This seems to me to be very first-generational. With the increasing ability for recognition of content and sentiment in text; image analysis; more and more precision in location identification, categorisation and tracking, networks are able to know or infer a lot about an individual and their activities, habits and interests and what other people share one or more of those activities and interests.

At any one time, I belong to many different virtual groups of people – from the high-level, demographic and relatively static (I’m a man, I live in the UK, I speak English) through the mid-level habitual (I read content on Theology, I take photographs, I commute on the train on a particular route, I go to the gym after work) to the instantaneous low-level (I’m in town shopping, I’m in the pub, I’m watching the match). The social networks I belong to know all this and more. Any one of these virtual groups contains other users who are doing the same thing (in a pub or the same pub); habitually do the same thing (they read Theology, they go to the gym too); or are in the same demographic group. All of these groupings are candidates for dynamic networking – connecting me with the people I’m likely to share an interest with.
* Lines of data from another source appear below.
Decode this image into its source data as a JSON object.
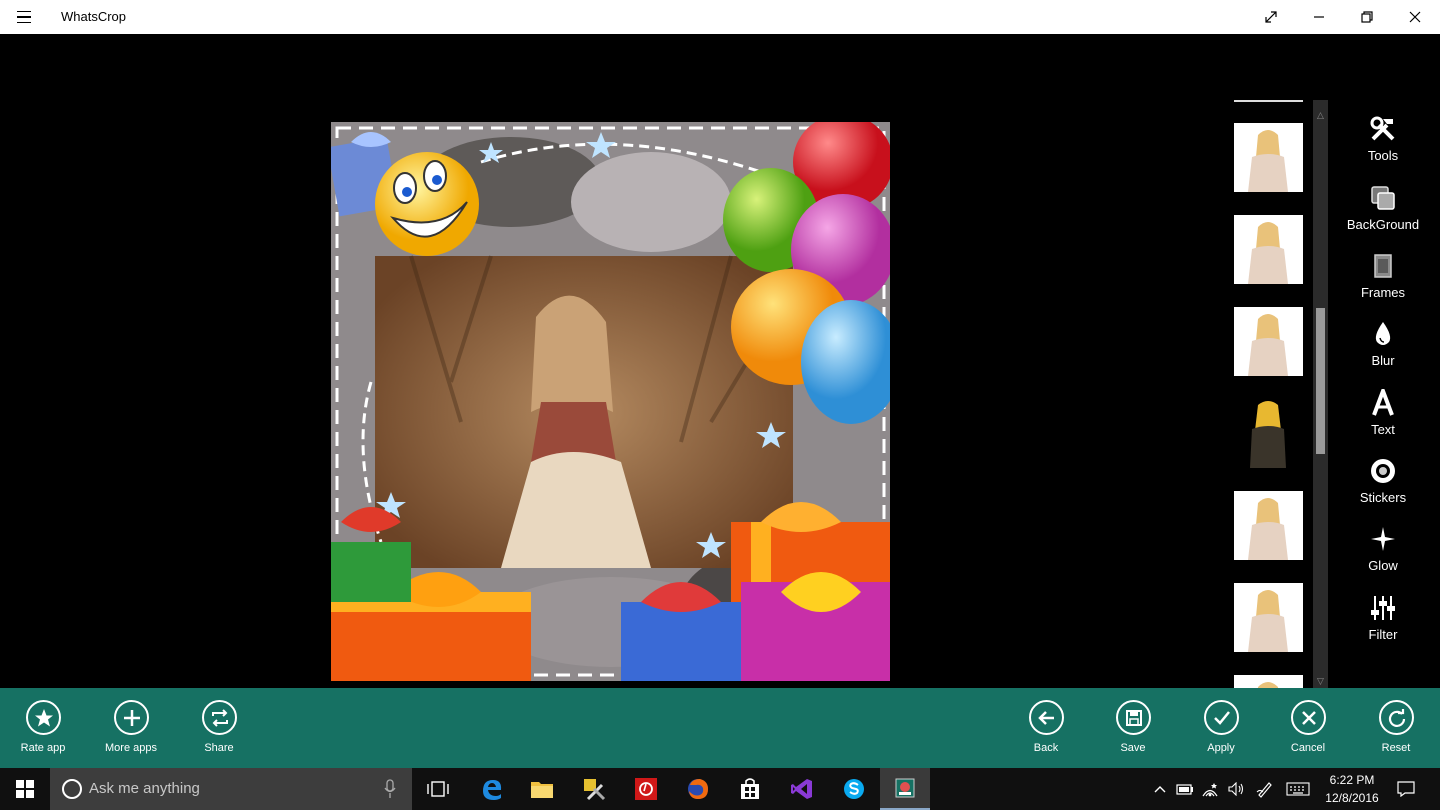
{
  "window": {
    "title": "WhatsCrop",
    "controls": [
      "fullscreen-icon",
      "minimize-icon",
      "maximize-icon",
      "close-icon"
    ]
  },
  "tools_panel": {
    "items": [
      {
        "label": "Tools",
        "icon": "hammer-wrench-icon"
      },
      {
        "label": "BackGround",
        "icon": "layers-icon"
      },
      {
        "label": "Frames",
        "icon": "frame-icon"
      },
      {
        "label": "Blur",
        "icon": "droplet-icon"
      },
      {
        "label": "Text",
        "icon": "text-a-icon"
      },
      {
        "label": "Stickers",
        "icon": "sticker-icon"
      },
      {
        "label": "Glow",
        "icon": "sparkle-icon"
      },
      {
        "label": "Filter",
        "icon": "sliders-icon"
      }
    ]
  },
  "thumbnails": {
    "count_visible": 6
  },
  "bottom_bar": {
    "left": [
      {
        "label": "Rate app",
        "icon": "star-icon"
      },
      {
        "label": "More apps",
        "icon": "plus-icon"
      },
      {
        "label": "Share",
        "icon": "share-icon"
      }
    ],
    "right": [
      {
        "label": "Back",
        "icon": "back-arrow-icon"
      },
      {
        "label": "Save",
        "icon": "save-icon"
      },
      {
        "label": "Apply",
        "icon": "check-icon"
      },
      {
        "label": "Cancel",
        "icon": "x-icon"
      },
      {
        "label": "Reset",
        "icon": "refresh-icon"
      }
    ]
  },
  "taskbar": {
    "search_placeholder": "Ask me anything",
    "apps": [
      "task-view-icon",
      "edge-icon",
      "file-explorer-icon",
      "tools-app-icon",
      "red-app-icon",
      "firefox-icon",
      "store-icon",
      "visual-studio-icon",
      "skype-icon",
      "whatscrop-icon"
    ],
    "time": "6:22 PM",
    "date": "12/8/2016"
  },
  "colors": {
    "appbar": "#167163",
    "titlebar": "#ffffff",
    "canvas": "#000000",
    "taskbar": "#101010"
  }
}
The middle group is probably the most interesting. This goes beyond the scope of what the recent wave of ‘passive’ location-aware apps delivers – they’re mostly about using your current location to find other people in the same place. This is about recognising the place and, more importantly, the type of places you go to regularly, what content you write about them and while you’re there, and building a profile of your habits and interests to match against others’. This clearly needs a decent taxonomy of place types, and accurate categorisation of places into that taxonomy – so it knows you regularly visit a gym, a bookshop or a football game and profiles you accordingly.
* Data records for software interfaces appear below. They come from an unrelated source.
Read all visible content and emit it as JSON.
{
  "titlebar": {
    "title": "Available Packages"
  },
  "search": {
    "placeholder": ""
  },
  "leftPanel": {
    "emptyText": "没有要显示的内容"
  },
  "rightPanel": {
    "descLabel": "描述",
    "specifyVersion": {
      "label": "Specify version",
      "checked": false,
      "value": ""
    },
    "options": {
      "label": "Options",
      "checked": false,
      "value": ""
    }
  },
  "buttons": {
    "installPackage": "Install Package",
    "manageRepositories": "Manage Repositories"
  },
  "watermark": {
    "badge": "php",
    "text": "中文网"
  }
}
Addressing the second problem – the one-dimensional nature of connections – goes along the same lines. A combination of the content and context of each post can be used to tag the content with one or more of the user’s habits – and it’s the combination of user and habit that forms the basis for a connection. So the network knows when I’m writing about theology, or commuting, or football, and another user can connect with me on one or more of those topics.

The social networks we use today all have the capability to do all this – I believe it’s only a matter of time before these kinds of features start to show up in mainstream networks and we’ll all regard today’s mechanisms, whether friends, circles or followers, as archaic and unfit for purpose.